_WHAT THIS TASK INVOLVES_: Write only how many lines in this data include "JSON".

====== DATA FOR ANALYSIS ======

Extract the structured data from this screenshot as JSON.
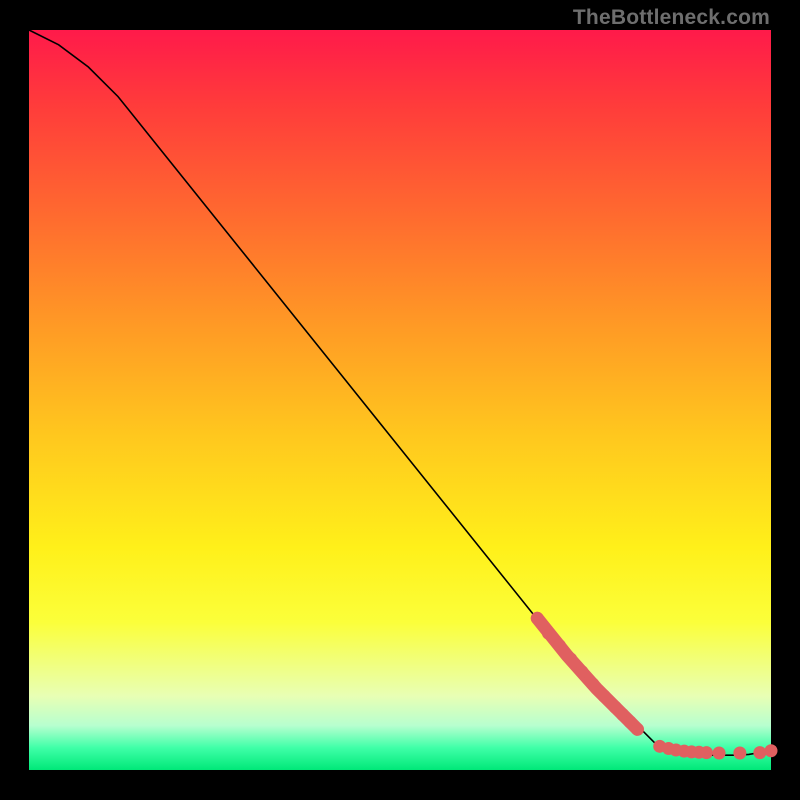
{
  "watermark": "TheBottleneck.com",
  "chart_data": {
    "type": "line",
    "title": "",
    "xlabel": "",
    "ylabel": "",
    "xlim": [
      0,
      100
    ],
    "ylim": [
      0,
      100
    ],
    "series": [
      {
        "name": "curve",
        "style": "line",
        "color": "#000000",
        "x": [
          0,
          4,
          8,
          12,
          16,
          20,
          24,
          28,
          32,
          36,
          40,
          44,
          48,
          52,
          56,
          60,
          64,
          68,
          72,
          76,
          80,
          84,
          85,
          87,
          89,
          91,
          93,
          95,
          97,
          100
        ],
        "y": [
          100,
          98,
          95,
          91,
          86,
          81,
          76,
          71,
          66,
          61,
          56,
          51,
          46,
          41,
          36,
          31,
          26,
          21,
          16,
          12,
          8,
          4,
          3,
          2.4,
          2.1,
          2.0,
          2.0,
          2.0,
          2.1,
          2.6
        ]
      },
      {
        "name": "highlight-segment",
        "style": "thick-line",
        "color": "#e06060",
        "x": [
          68.5,
          72.5,
          76.5,
          79.5,
          82.0
        ],
        "y": [
          20.5,
          15.5,
          11.0,
          8.0,
          5.5
        ]
      },
      {
        "name": "highlight-dots",
        "style": "dots",
        "color": "#e06060",
        "x": [
          68.5,
          70.0,
          71.5,
          73.0,
          74.5,
          76.0,
          77.5,
          79.0,
          80.0,
          81.0,
          82.0,
          85.0,
          86.2,
          87.2,
          88.3,
          89.3,
          90.3,
          91.3,
          93.0,
          95.8,
          98.5,
          100.0
        ],
        "y": [
          20.5,
          18.5,
          16.8,
          15.0,
          13.3,
          11.6,
          10.0,
          8.5,
          7.5,
          6.5,
          5.5,
          3.2,
          2.9,
          2.7,
          2.55,
          2.45,
          2.4,
          2.35,
          2.3,
          2.3,
          2.35,
          2.6
        ]
      }
    ]
  }
}
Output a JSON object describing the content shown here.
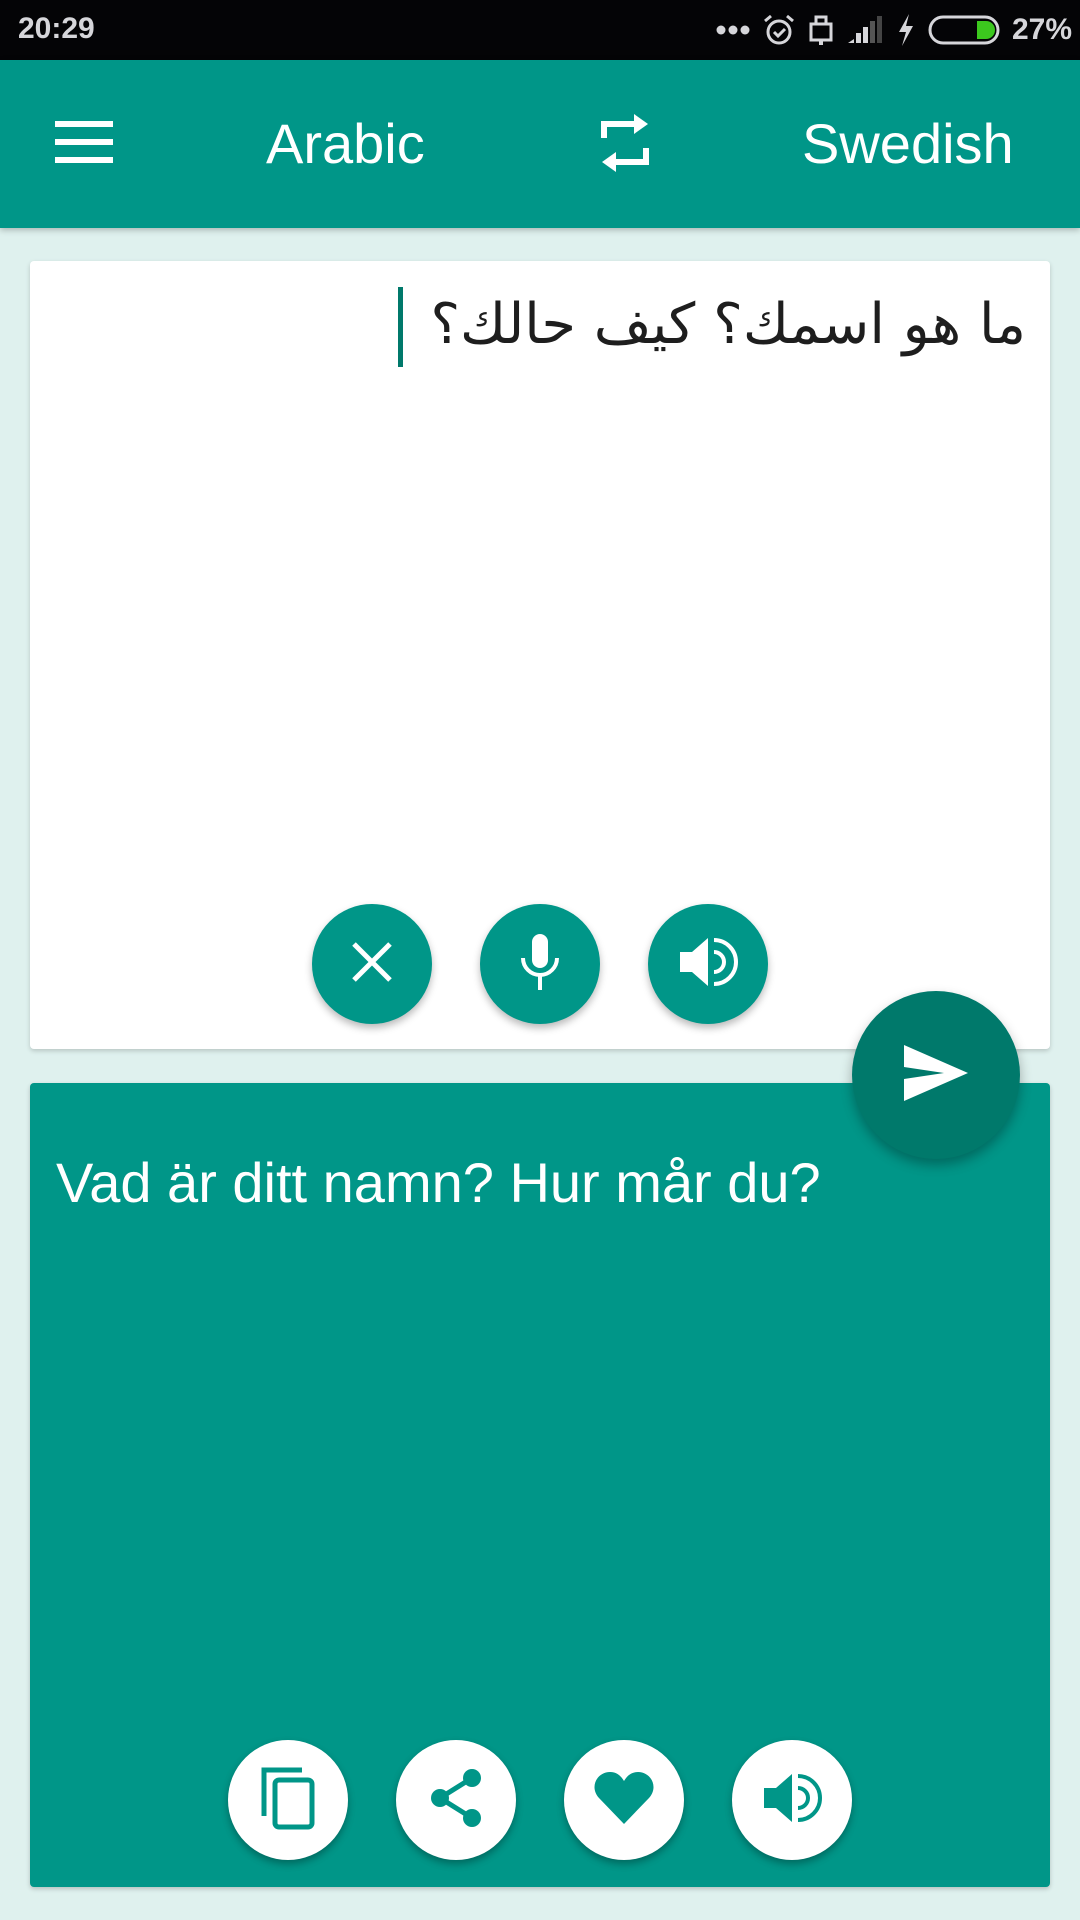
{
  "status_bar": {
    "time": "20:29",
    "battery_percent": "27%",
    "battery_level": 0.27,
    "icons": [
      "more-dots-icon",
      "alarm-icon",
      "usb-debug-icon",
      "signal-icon",
      "charging-bolt-icon",
      "battery-icon"
    ]
  },
  "toolbar": {
    "menu_icon": "hamburger-menu-icon",
    "source_language": "Arabic",
    "swap_icon": "swap-languages-icon",
    "target_language": "Swedish"
  },
  "input": {
    "text": "ما هو اسمك؟ كيف حالك؟",
    "direction": "rtl",
    "buttons": [
      {
        "name": "clear",
        "icon": "close-icon"
      },
      {
        "name": "voice-input",
        "icon": "microphone-icon"
      },
      {
        "name": "speak-source",
        "icon": "speaker-icon"
      }
    ]
  },
  "translate_button": {
    "icon": "send-icon"
  },
  "output": {
    "text": "Vad är ditt namn? Hur mår du?",
    "buttons": [
      {
        "name": "copy",
        "icon": "copy-icon"
      },
      {
        "name": "share",
        "icon": "share-icon"
      },
      {
        "name": "favorite",
        "icon": "heart-icon"
      },
      {
        "name": "speak-translation",
        "icon": "speaker-icon"
      }
    ]
  },
  "colors": {
    "primary": "#009688",
    "primary_dark": "#00796b",
    "background": "#dff1ee",
    "battery_fill": "#3cc81e"
  }
}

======

_SOLUTION FOR THIS EXERCISE_: 2